Amid the academic crucifixion of the Truth of life, I witness a social crucifixion during the Annual National March for Life as well as the silent protests shedding light on abortion downtown Ottawa. Truth being crucified by lies, deception, anger, and wit. Those who stood and who continue to stand for Life and Beauty are crucified, not by Romans, but by apathy and a lust which sucks all beauty out of the consummation of love.

It was not until a few days ago that I realized something. It’s bit of a paradox, but not entirely. The presence and work of the so-called pro-choice groups such as the Radical Handmaids, actually validate what pro-lifers stand for – Truth. Too often and too quickly do I lose hope when it comes to such hot topics in global health, because I realize that pretty much the whole world – under the control of the Global North and global health professionals – is hard at work to promote and propagate this ideology.

Insidious pessimism.

Just like the domain of promiscuity and the grace that comes from consummating love within marriage, abortion and the appeal for a culture of life are at war because the opposition sees, perhaps subconsciously, an importance in the issue, a threat to its nihilist existence. That is what Truth, Beauty and Life does. It threatens deception, ugliness and death. “Pro-choicers” continue to fight for something they already have (don’t they have the laws and the United Nations, the WHO…etc. in their favour?). They have yet to see that their glittering pyrite wasn’t gold after all.

“From the ashes a fire shall be woken,
A light from the shadows shall spring

-Tolkien

Kindness Week: Contemptibly Inadequate

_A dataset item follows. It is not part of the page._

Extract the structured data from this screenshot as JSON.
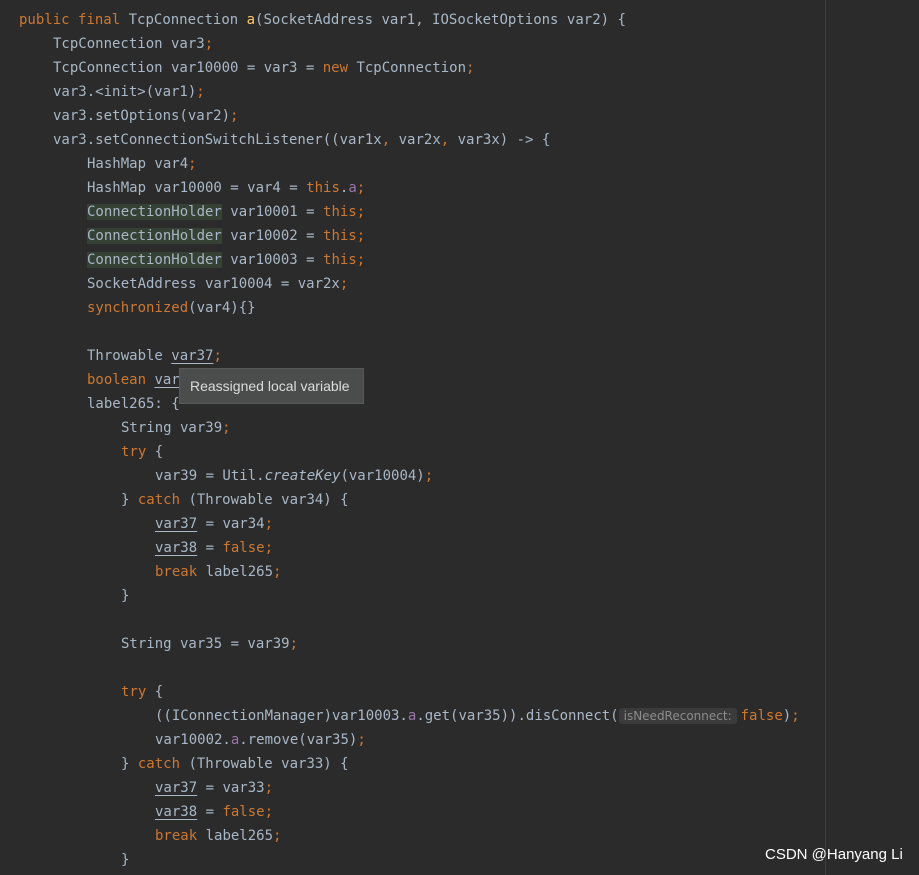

b674736c9b9f790a6f3031eef9674ef0When I first heard of ‘Kindness Week’, I chuckled a bit because I thought it was pathetic (in its strictest sense). Maybe I’m a pessimist when it comes to these sorts of things, but I really thought it was contemptibly inadequate.

Kindness Week had it’s inception seven years ago in Ottawa. It is the “flagship event” of an initiative called ‘Kind Ottawa’, who, as their site claims, is a “vibrant movement in [the] community, encouraging people to ‘choose to be kind’ ” (http://kindottawa.ca/about-2/).

The main reason I find it’s necessary to be critical is due to the fact that I was under the assumption that kindness was a basic value which was supposed to be taught by our parents. If not parents, then certainly in early childhood education. Money is spent  towards initiatives which encourages people to ‘choose to be kind.’ Money which could and should be spent elsewhere.

Scrolling through the site, I found a long list of supporters and sponsors. Among them are Ottawa’s political leaders, small companies, schools. According to them, it is only because of these supporters who ’employ their resources, experience and enthusiasm [which] bring Kindness Week to life in Ottawa.’ Commendable. Very much so, I guess.

Kindness is a fruit of the Holy Spirit. It is a trait even secular society values to some extent, perhaps not to the extent of altruism or complete sacrifice (see what the researchers from Université de Montreal and University of Ottawa wrote about Bl. Mother Teresa’s altruism).

What happens at the end, is that the root problem remains unaddressed.

What happens at the end is that politicians can add one more event to their list of accomplishment for social change.

What happens at the end is that each individual is let off the hook, relieved of responsibility for practicing kindness each day.

Tell me what’s wrong with this picture?